Segment Start: Data for processing

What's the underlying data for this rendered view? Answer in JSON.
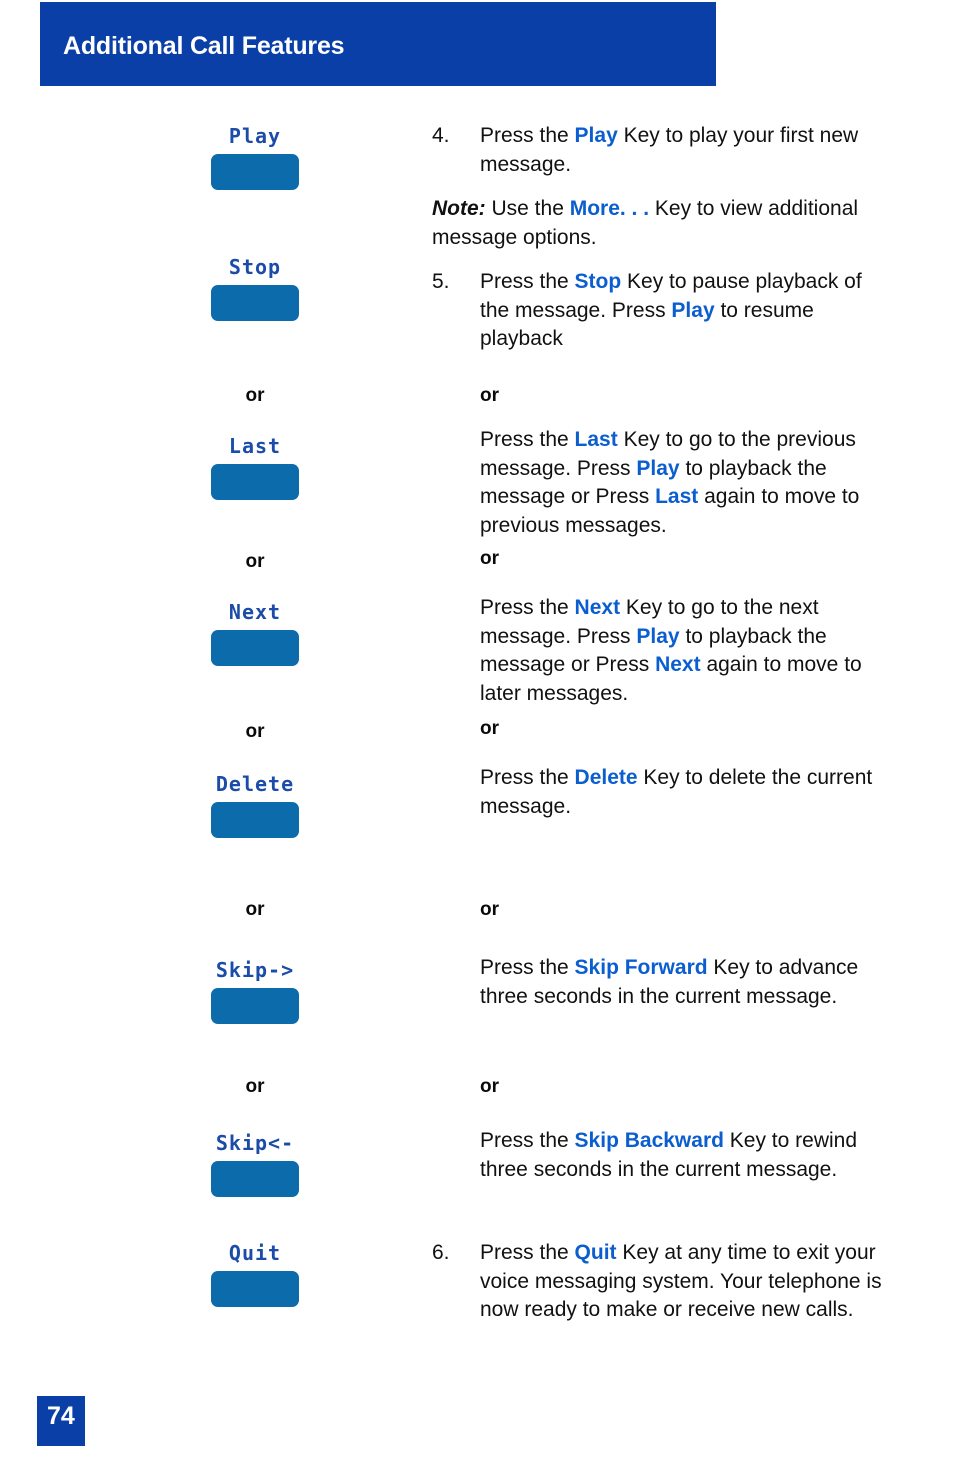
{
  "header": {
    "title": "Additional Call Features",
    "band_color": "#0A3FA8"
  },
  "colors": {
    "header_blue": "#0A3FA8",
    "keyword_blue": "#0B5ED0",
    "key_label_blue": "#1B4CA8",
    "key_button_blue": "#0B6BAB",
    "body_text": "#111111"
  },
  "keys": {
    "play": "Play",
    "stop": "Stop",
    "last": "Last",
    "next": "Next",
    "delete": "Delete",
    "skip_forward": "Skip->",
    "skip_backward": "Skip<-",
    "quit": "Quit"
  },
  "or_label": "or",
  "steps": {
    "step4": {
      "number": "4.",
      "text_parts": [
        {
          "t": "Press the ",
          "b": false
        },
        {
          "t": "Play",
          "b": true
        },
        {
          "t": " Key to play your first new message.",
          "b": false
        }
      ],
      "plain": "Press the Play Key to play your first new message."
    },
    "note": {
      "label": "Note:",
      "text_parts": [
        {
          "t": "  Use the ",
          "b": false
        },
        {
          "t": "More. . .",
          "b": true
        },
        {
          "t": " Key to view additional message options.",
          "b": false
        }
      ],
      "plain": "Note:  Use the More. . . Key to view additional message options."
    },
    "step5": {
      "number": "5.",
      "text_parts": [
        {
          "t": "Press the ",
          "b": false
        },
        {
          "t": "Stop",
          "b": true
        },
        {
          "t": " Key to pause playback of the message. Press ",
          "b": false
        },
        {
          "t": "Play",
          "b": true
        },
        {
          "t": " to resume playback",
          "b": false
        }
      ],
      "plain": "Press the Stop Key to pause playback of the message. Press Play to resume playback"
    },
    "last_para": {
      "text_parts": [
        {
          "t": "Press the ",
          "b": false
        },
        {
          "t": "Last",
          "b": true
        },
        {
          "t": " Key to go to the previous message. Press ",
          "b": false
        },
        {
          "t": "Play",
          "b": true
        },
        {
          "t": " to playback the message or Press ",
          "b": false
        },
        {
          "t": "Last",
          "b": true
        },
        {
          "t": " again to move to previous messages.",
          "b": false
        }
      ],
      "plain": "Press the Last Key to go to the previous message. Press Play to playback the message or Press Last again to move to previous messages."
    },
    "next_para": {
      "text_parts": [
        {
          "t": "Press the ",
          "b": false
        },
        {
          "t": "Next",
          "b": true
        },
        {
          "t": " Key to go to the next message. Press ",
          "b": false
        },
        {
          "t": "Play",
          "b": true
        },
        {
          "t": " to playback the message or Press ",
          "b": false
        },
        {
          "t": "Next",
          "b": true
        },
        {
          "t": " again to move to later messages.",
          "b": false
        }
      ],
      "plain": "Press the Next Key to go to the next message. Press Play to playback the message or Press Next again to move to later messages."
    },
    "delete_para": {
      "text_parts": [
        {
          "t": "Press the ",
          "b": false
        },
        {
          "t": "Delete",
          "b": true
        },
        {
          "t": " Key to delete the current message.",
          "b": false
        }
      ],
      "plain": "Press the Delete Key to delete the current message."
    },
    "skip_forward_para": {
      "text_parts": [
        {
          "t": "Press the ",
          "b": false
        },
        {
          "t": "Skip Forward",
          "b": true
        },
        {
          "t": " Key to advance three seconds in the current message.",
          "b": false
        }
      ],
      "plain": "Press the Skip Forward Key to advance three seconds in the current message."
    },
    "skip_backward_para": {
      "text_parts": [
        {
          "t": "Press the ",
          "b": false
        },
        {
          "t": "Skip Backward",
          "b": true
        },
        {
          "t": " Key to rewind three seconds in the current message.",
          "b": false
        }
      ],
      "plain": "Press the Skip Backward Key to rewind three seconds in the current message."
    },
    "step6": {
      "number": "6.",
      "text_parts": [
        {
          "t": "Press the ",
          "b": false
        },
        {
          "t": "Quit",
          "b": true
        },
        {
          "t": " Key at any time to exit your voice messaging system. Your telephone is now ready to make or receive new calls.",
          "b": false
        }
      ],
      "plain": "Press the Quit Key at any time to exit your voice messaging system. Your telephone is now ready to make or receive new calls."
    }
  },
  "footer": {
    "page_number": "74"
  }
}
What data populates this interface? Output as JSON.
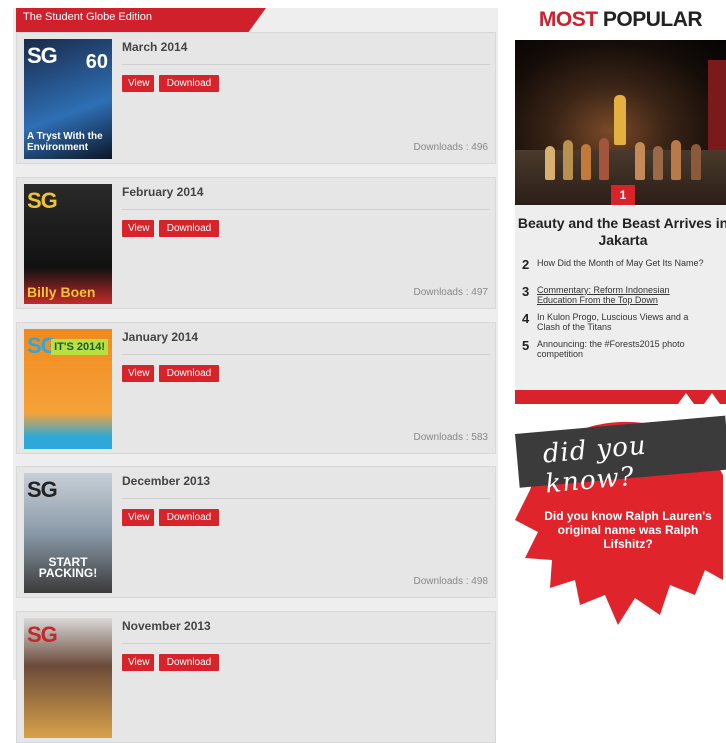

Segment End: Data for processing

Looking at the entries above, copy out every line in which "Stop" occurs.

* [Completed exercise]:
    "stop": "Stop",
          "t": "Stop",
      "plain": "Press the Stop Key to pause playback of the message. Press Play to resume playback"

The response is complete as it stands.